and he Indorsed the note so that the
loss might fall on him if there-were
Dick could not pay. He renewed
the note and then failed. Sammy
paid the money. A month later Pick
came to him again. ,
"Sammy," he said, "I've got the
tune. Lend me $2,000 more."
Sammy refused and Dick went
purple with indignation.
"What's the matter?" he yelled.
"Ain't my name good enough? Say,
are you going to take advantage of
me just because you know the old
man and I don't hit it off?"
"I don't feel justified in making
you the loan," said Sammy.
"Then lend it to me yourself. You
are as rich as Croesus," blustered
"Can't," answered Sammy. And
Dick surveyed him with a malevolent
"All right!" he sneered. "I guess
you have unmasked yourself now.
Just wait till the bank comes to me,
And he stalked away in a. fury.
Sammy went to Myrtle that night
and she cried a little and agreed to
wait a year longer.
There was a good deal in Dick's
threat. It was known that old Ches-
ter could not live long. His end was
curiously sudden, and Sammy was
with him. The old banker was con
scious until the end and he had. a
confidential talk with Sammy before
he died. It was a good thing he did
not see Dick, half drunk, staring at
his body an hour after his death and
cursing Sammy for not having sum
A However, Dick had the bank. His
first act was to give Sammy a
"I told you you'd be sorry for that
wretched trick you played on me,"
he said, sneering. "See if you can get
another job. Not in this town,
Sammy's answer, at the end of the
month, was 'to marry Myrtle, and
they went away on a honeymoon
that lasted nearly two months. At.
the end of that time Sammy was
back in town, looking spruce and
smarter than he had ever looked be
fore, and living in an elegant house.
It was whispered that his wife had
been left a legacy.
"He won't last long," sneered
But it was Dick who wasn't going
to last long. The bank was in a bad
way. Dick had been speculating
recklessly and no bank can stand the
dram on its funds that wild man
agement entails. At the end of the
third month Dick saw himself at his
wits' end. His father fortune had
proved nonexistent. There was
nothing but the bank capital, and
that was disappearing like snow in

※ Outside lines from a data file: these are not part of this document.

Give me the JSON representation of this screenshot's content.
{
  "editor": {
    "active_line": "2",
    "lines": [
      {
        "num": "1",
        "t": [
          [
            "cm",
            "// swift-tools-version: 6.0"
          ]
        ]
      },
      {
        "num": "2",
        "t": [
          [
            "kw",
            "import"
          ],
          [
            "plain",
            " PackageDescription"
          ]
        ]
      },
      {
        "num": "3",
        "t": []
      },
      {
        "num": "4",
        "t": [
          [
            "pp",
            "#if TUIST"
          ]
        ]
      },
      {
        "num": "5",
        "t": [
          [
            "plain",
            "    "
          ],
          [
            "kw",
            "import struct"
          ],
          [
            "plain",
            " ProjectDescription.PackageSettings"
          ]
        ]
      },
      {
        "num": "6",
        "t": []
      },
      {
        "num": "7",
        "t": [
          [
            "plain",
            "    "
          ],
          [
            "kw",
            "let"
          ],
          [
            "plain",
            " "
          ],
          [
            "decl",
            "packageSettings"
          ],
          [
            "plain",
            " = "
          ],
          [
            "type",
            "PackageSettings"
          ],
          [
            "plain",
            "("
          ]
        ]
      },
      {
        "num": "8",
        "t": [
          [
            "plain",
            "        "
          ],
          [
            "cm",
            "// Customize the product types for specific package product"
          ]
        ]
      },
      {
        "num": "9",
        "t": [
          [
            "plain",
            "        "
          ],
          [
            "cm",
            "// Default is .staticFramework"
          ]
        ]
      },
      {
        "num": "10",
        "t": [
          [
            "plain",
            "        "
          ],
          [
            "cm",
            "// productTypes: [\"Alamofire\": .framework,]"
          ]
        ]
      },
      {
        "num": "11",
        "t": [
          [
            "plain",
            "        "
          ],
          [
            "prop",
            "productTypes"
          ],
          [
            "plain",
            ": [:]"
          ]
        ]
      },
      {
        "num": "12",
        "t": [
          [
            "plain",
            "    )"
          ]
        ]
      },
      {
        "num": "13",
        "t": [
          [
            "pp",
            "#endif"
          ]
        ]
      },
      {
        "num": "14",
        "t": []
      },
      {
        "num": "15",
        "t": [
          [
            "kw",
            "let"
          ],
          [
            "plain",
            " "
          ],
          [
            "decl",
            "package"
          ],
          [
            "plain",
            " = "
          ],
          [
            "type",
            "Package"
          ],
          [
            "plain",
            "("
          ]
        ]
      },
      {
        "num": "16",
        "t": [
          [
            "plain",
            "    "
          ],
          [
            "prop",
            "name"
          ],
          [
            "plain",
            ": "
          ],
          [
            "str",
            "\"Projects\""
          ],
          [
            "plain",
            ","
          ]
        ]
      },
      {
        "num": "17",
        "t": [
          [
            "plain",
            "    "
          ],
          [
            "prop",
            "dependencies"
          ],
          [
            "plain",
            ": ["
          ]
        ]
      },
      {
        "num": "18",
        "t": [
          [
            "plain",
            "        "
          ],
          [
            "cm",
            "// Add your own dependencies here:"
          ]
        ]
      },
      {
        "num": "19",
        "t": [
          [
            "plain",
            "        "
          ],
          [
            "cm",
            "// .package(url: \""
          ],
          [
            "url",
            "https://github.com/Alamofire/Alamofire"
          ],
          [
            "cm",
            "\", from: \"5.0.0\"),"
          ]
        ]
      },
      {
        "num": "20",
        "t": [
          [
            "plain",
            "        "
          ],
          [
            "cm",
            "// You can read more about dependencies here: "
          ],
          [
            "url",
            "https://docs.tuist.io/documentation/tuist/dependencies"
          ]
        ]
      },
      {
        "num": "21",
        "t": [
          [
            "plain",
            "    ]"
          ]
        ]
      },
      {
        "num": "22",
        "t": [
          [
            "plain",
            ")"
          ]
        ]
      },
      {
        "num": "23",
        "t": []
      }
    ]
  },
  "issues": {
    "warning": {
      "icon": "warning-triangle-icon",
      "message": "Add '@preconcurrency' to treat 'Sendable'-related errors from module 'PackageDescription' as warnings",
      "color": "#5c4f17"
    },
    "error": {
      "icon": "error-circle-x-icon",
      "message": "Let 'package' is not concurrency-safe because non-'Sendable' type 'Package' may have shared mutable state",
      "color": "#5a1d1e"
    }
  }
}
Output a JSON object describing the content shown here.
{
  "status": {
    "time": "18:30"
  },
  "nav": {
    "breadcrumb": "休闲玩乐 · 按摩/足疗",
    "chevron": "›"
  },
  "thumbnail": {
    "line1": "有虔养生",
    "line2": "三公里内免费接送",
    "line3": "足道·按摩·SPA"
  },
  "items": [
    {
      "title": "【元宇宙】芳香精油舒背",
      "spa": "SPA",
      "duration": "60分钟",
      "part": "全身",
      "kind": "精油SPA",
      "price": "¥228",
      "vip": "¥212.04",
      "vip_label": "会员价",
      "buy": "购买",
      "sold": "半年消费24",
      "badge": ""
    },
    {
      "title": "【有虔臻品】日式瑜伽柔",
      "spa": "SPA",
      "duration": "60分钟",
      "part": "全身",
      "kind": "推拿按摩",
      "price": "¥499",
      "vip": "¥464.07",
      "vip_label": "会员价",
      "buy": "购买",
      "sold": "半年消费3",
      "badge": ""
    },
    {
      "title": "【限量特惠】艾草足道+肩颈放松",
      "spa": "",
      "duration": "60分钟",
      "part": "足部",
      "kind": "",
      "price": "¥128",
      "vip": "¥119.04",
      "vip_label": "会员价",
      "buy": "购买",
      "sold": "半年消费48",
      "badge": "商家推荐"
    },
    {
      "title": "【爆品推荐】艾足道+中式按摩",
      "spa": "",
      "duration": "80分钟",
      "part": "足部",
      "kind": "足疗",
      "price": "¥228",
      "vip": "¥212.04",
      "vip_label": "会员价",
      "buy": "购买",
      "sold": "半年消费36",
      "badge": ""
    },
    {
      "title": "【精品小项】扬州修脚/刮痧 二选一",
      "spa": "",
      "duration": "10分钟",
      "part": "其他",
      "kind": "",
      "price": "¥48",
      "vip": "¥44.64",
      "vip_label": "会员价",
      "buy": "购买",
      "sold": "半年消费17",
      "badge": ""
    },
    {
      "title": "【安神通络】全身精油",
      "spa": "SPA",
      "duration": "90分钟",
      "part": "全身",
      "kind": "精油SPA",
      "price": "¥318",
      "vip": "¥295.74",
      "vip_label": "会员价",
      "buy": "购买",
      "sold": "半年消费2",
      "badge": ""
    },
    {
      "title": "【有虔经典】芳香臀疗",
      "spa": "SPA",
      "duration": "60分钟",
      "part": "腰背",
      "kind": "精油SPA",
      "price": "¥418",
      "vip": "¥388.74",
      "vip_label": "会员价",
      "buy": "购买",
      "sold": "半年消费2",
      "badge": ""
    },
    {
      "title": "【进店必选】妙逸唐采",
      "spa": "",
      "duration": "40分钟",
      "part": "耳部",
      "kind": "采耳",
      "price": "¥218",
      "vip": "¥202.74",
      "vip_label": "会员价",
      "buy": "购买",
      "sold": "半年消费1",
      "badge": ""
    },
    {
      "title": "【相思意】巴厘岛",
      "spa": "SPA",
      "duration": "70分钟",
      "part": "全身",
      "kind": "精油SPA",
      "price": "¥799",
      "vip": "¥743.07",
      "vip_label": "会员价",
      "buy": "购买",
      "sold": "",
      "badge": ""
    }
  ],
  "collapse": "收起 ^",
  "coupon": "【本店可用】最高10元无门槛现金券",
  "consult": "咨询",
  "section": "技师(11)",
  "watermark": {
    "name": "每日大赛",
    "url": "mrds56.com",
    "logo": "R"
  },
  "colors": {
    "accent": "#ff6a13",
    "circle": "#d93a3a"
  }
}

May. A meeting of the sharehold
ers had been summoned and there
was talk of deposing Dick.
Dck, moody and restless, glared
at Sammy when hev saw him, spruce
and apparently self-satisfied, stroll
ing jauntily down the street He
glared imore when he was accom
panied by his pretty wife. Marriage
had given Myrtle back her youth
and loveliness, and Dick, smother
ing his rage, renewed his acquaint
ance with fier and her husband.
"Sorry I had to fire you, Sam
my" he explained. "But I guess
you're pretty slow as a bank man
ager. No hard feelings?"
"None whhatever," said Sammy.
Dick was mad abou Myrtle again.
He took advantage of Sammy's
slowness to press his attentions up
pu. Sammy's wife. He plunged
blindly into the flirtation. He con
trived to put Sammy in absurd po
sitions as when he sent him into
his own backyard to hunt for chick
en thieves, while he sat in the par
lor and talked amiable nonesense
for an hour to Myrtle.
It was soon the talk of the town
that Myrtle was far from indiffer-